Many of the anomalies and clinical signs afflicting the Florida panther (Felis concolor coryi) are suggestive of vitamin A deficiency. Our objectives in this study were to determine if a vitamin A deficiency exists in the free-ranging panther population and to determine if there are differences in vitamin A levels among various subgroups of free-ranging panthers. Retinol concentrations were used as an index to Vitamin A concentrations and were determined in serum and liver from free-ranging (serum, n = 45; liver, n = 22) and captive (serum, n = 9; liver, n = 2) juvenile and adult Florida panthers from southern peninsular Florida (USA), and in liver from free-ranging cougars (F. concolor subspp.) from Washington (USA) and Texas (USA) between November 1984 and March 1994. Combined juvenile (6- to 24-mo-old) and adult (>24-mo-old) free-ranging Florida panthers had mean ±SD serum retinol concentrations of 772.5 ± 229 pmol/ml. Adult free-ranging Florida panthers had mean liver retinol concentrations of 4794.5 ± 3747 nmol/g. Free-ranging nursing Florida panther kittens (age <1 mo) had mean serum retinol concentrations of 397.9 ± 69 pmol/ml. Among subgroups of free-ranging Florida panthers, females had higher corrected mean serum retinol concentrations than males and adult free-ranging Florida panthers had higher mean liver retinol concentrations than juveniles.

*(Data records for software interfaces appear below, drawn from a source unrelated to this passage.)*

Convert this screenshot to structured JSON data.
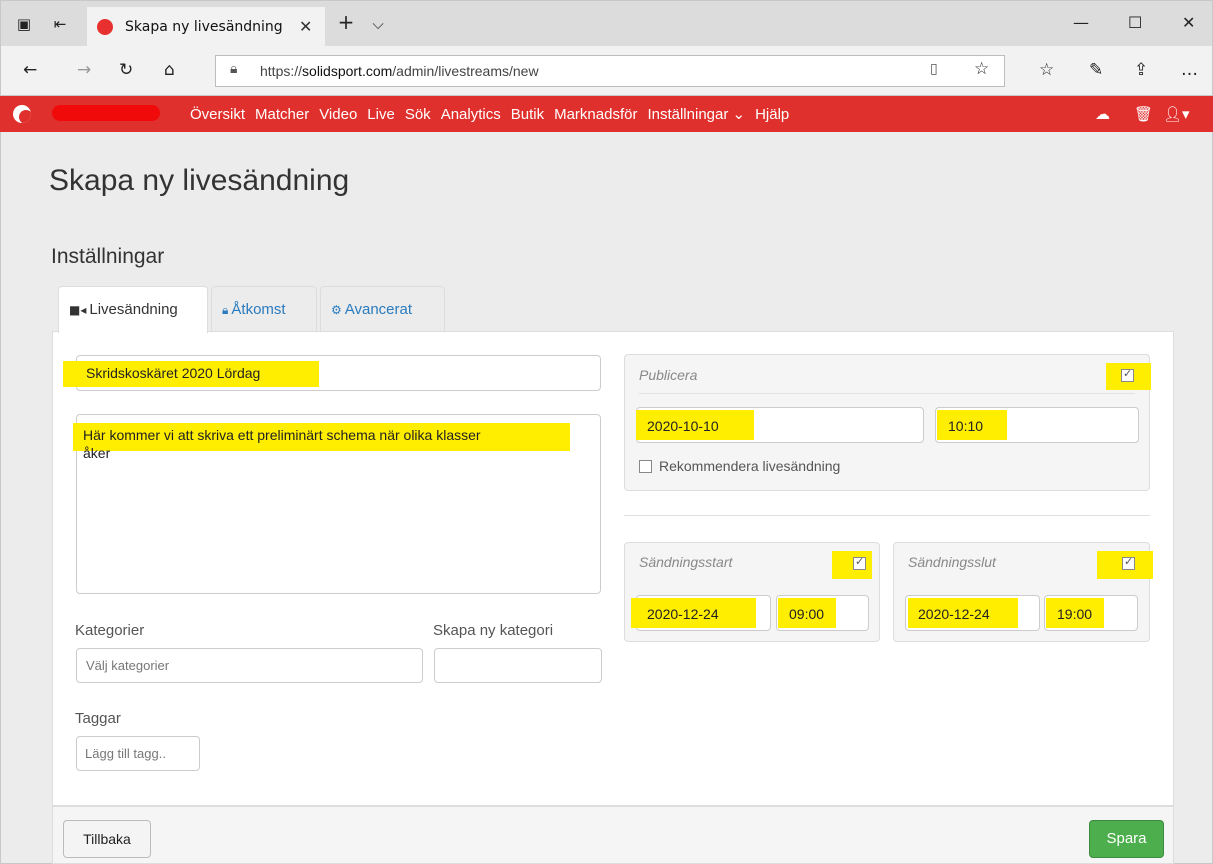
{
  "browser": {
    "tab_title": "Skapa ny livesändning",
    "new_tab_symbol": "+",
    "url_scheme": "https://",
    "url_domain": "solidsport.com",
    "url_path": "/admin/livestreams/new"
  },
  "site_nav": {
    "links": [
      "Översikt",
      "Matcher",
      "Video",
      "Live",
      "Sök",
      "Analytics",
      "Butik",
      "Marknadsför",
      "Inställningar",
      "Hjälp"
    ],
    "settings_caret": "⌄"
  },
  "page": {
    "title": "Skapa ny livesändning",
    "section_title": "Inställningar",
    "tabs": [
      {
        "icon": "video-icon",
        "label": "Livesändning",
        "active": true
      },
      {
        "icon": "lock-icon",
        "label": "Åtkomst",
        "active": false
      },
      {
        "icon": "gear-icon",
        "label": "Avancerat",
        "active": false
      }
    ]
  },
  "form": {
    "name_value": "Skridskoskäret 2020 Lördag",
    "description_line1": "Här kommer vi att skriva ett preliminärt schema när olika klasser",
    "description_line2": "åker",
    "categories_label": "Kategorier",
    "categories_placeholder": "Välj kategorier",
    "new_category_label": "Skapa ny kategori",
    "tags_label": "Taggar",
    "tags_placeholder": "Lägg till tagg..",
    "publish": {
      "label": "Publicera",
      "checked": true,
      "date": "2020-10-10",
      "time": "10:10",
      "recommend_label": "Rekommendera livesändning",
      "recommend_checked": false
    },
    "broadcast_start": {
      "label": "Sändningsstart",
      "checked": true,
      "date": "2020-12-24",
      "time": "09:00"
    },
    "broadcast_end": {
      "label": "Sändningsslut",
      "checked": true,
      "date": "2020-12-24",
      "time": "19:00"
    }
  },
  "footer": {
    "back_label": "Tillbaka",
    "save_label": "Spara"
  },
  "colors": {
    "brand_red": "#e0302d",
    "highlight_yellow": "#ffee00",
    "save_green": "#4cae4c",
    "link_blue": "#2a7bbf"
  }
}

Retinol concentrations in free-ranging Florida panthers did not differ significantly from those in captive panthers (liver and serum) or other free-ranging cougars (liver). Based on limited published values and our controls, a vitamin A deficiency could not be demonstrated in the Florida panther population nor were any subgroups or individuals considered deficient.

This content is only available as a PDF.